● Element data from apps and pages
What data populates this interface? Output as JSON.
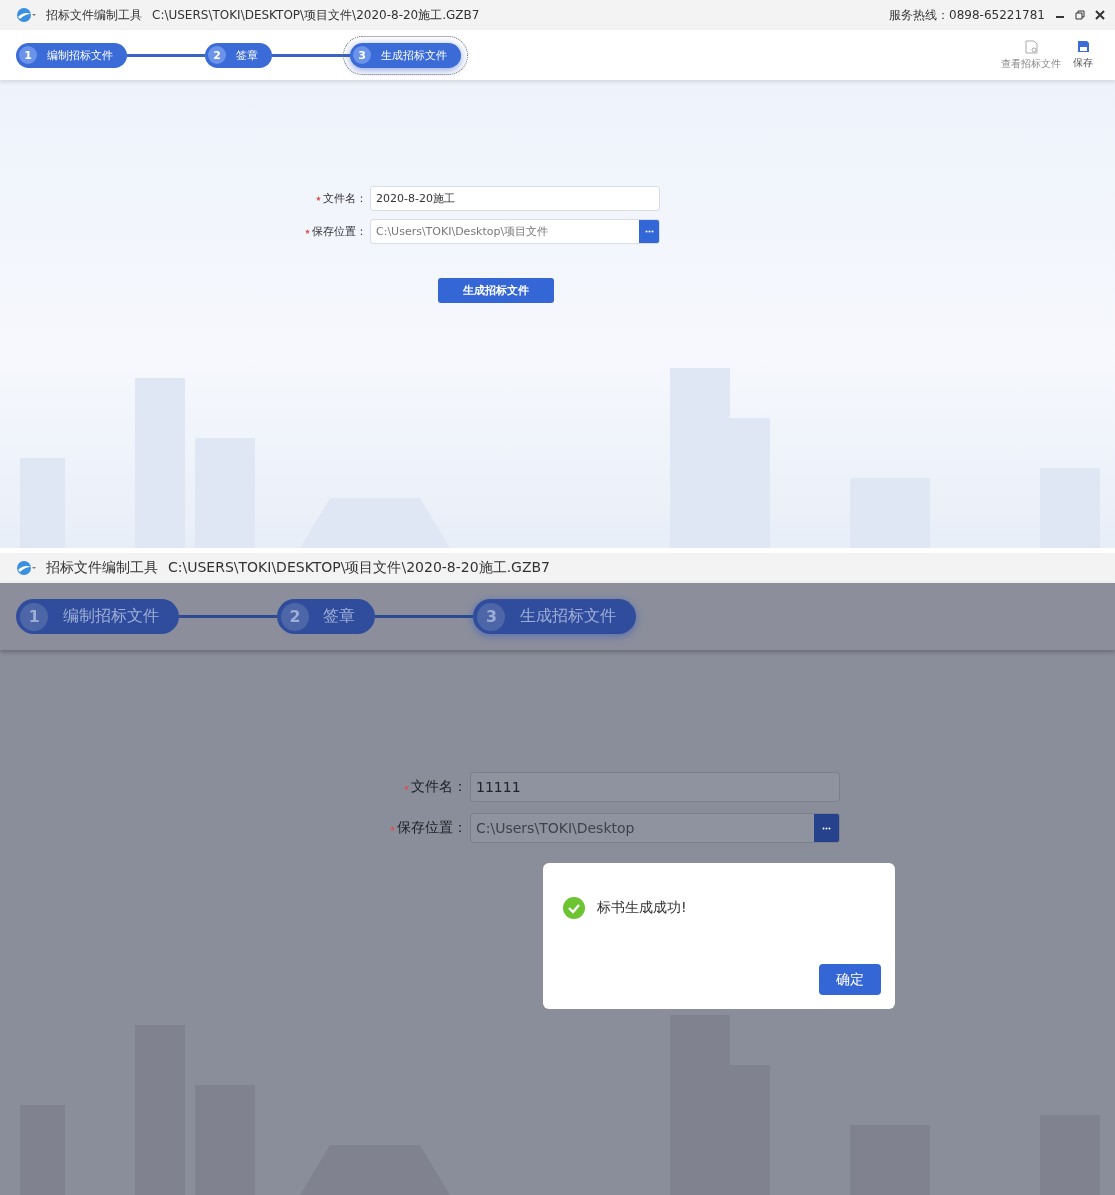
{
  "screens": [
    {
      "app_name": "招标文件编制工具",
      "file_path": "C:\\USERS\\TOKI\\DESKTOP\\项目文件\\2020-8-20施工.GZB7",
      "hotline": "服务热线：0898-65221781",
      "window_controls": true,
      "modal_open": false,
      "steps": [
        {
          "number": "1",
          "label": "编制招标文件",
          "selected": false
        },
        {
          "number": "2",
          "label": "签章",
          "selected": false
        },
        {
          "number": "3",
          "label": "生成招标文件",
          "selected": true
        }
      ],
      "toolbar": [
        {
          "kind": "view",
          "label": "查看招标文件",
          "disabled": true
        },
        {
          "kind": "save",
          "label": "保存",
          "disabled": false
        }
      ],
      "fields": [
        {
          "kind": "text",
          "label": "文件名：",
          "value": "2020-8-20施工",
          "required": true
        },
        {
          "kind": "browse",
          "label": "保存位置：",
          "value": "C:\\Users\\TOKI\\Desktop\\项目文件",
          "required": true
        }
      ],
      "generate_button": "生成招标文件"
    },
    {
      "app_name": "招标文件编制工具",
      "file_path": "C:\\USERS\\TOKI\\DESKTOP\\项目文件\\2020-8-20施工.GZB7",
      "window_controls": false,
      "modal_open": true,
      "steps": [
        {
          "number": "1",
          "label": "编制招标文件",
          "selected": false
        },
        {
          "number": "2",
          "label": "签章",
          "selected": false
        },
        {
          "number": "3",
          "label": "生成招标文件",
          "selected": true
        }
      ],
      "fields": [
        {
          "kind": "text",
          "label": "文件名：",
          "value": "11111",
          "required": true
        },
        {
          "kind": "browse",
          "label": "保存位置：",
          "value": "C:\\Users\\TOKI\\Desktop",
          "required": true
        }
      ],
      "dialog": {
        "message": "标书生成成功!",
        "ok_button": "确定"
      }
    }
  ]
}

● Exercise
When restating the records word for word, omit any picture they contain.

● Final answer
What data populates this interface? Output as JSON.
{
  "screens": [
    {
      "app_name": "招标文件编制工具",
      "file_path": "C:\\USERS\\TOKI\\DESKTOP\\项目文件\\2020-8-20施工.GZB7",
      "hotline": "服务热线：0898-65221781",
      "window_controls": true,
      "modal_open": false,
      "steps": [
        {
          "number": "1",
          "label": "编制招标文件",
          "selected": false
        },
        {
          "number": "2",
          "label": "签章",
          "selected": false
        },
        {
          "number": "3",
          "label": "生成招标文件",
          "selected": true
        }
      ],
      "toolbar": [
        {
          "kind": "view",
          "label": "查看招标文件",
          "disabled": true
        },
        {
          "kind": "save",
          "label": "保存",
          "disabled": false
        }
      ],
      "fields": [
        {
          "kind": "text",
          "label": "文件名：",
          "value": "2020-8-20施工",
          "required": true
        },
        {
          "kind": "browse",
          "label": "保存位置：",
          "value": "C:\\Users\\TOKI\\Desktop\\项目文件",
          "required": true
        }
      ],
      "generate_button": "生成招标文件"
    },
    {
      "app_name": "招标文件编制工具",
      "file_path": "C:\\USERS\\TOKI\\DESKTOP\\项目文件\\2020-8-20施工.GZB7",
      "window_controls": false,
      "modal_open": true,
      "steps": [
        {
          "number": "1",
          "label": "编制招标文件",
          "selected": false
        },
        {
          "number": "2",
          "label": "签章",
          "selected": false
        },
        {
          "number": "3",
          "label": "生成招标文件",
          "selected": true
        }
      ],
      "fields": [
        {
          "kind": "text",
          "label": "文件名：",
          "value": "11111",
          "required": true
        },
        {
          "kind": "browse",
          "label": "保存位置：",
          "value": "C:\\Users\\TOKI\\Desktop",
          "required": true
        }
      ],
      "dialog": {
        "message": "标书生成成功!",
        "ok_button": "确定"
      }
    }
  ]
}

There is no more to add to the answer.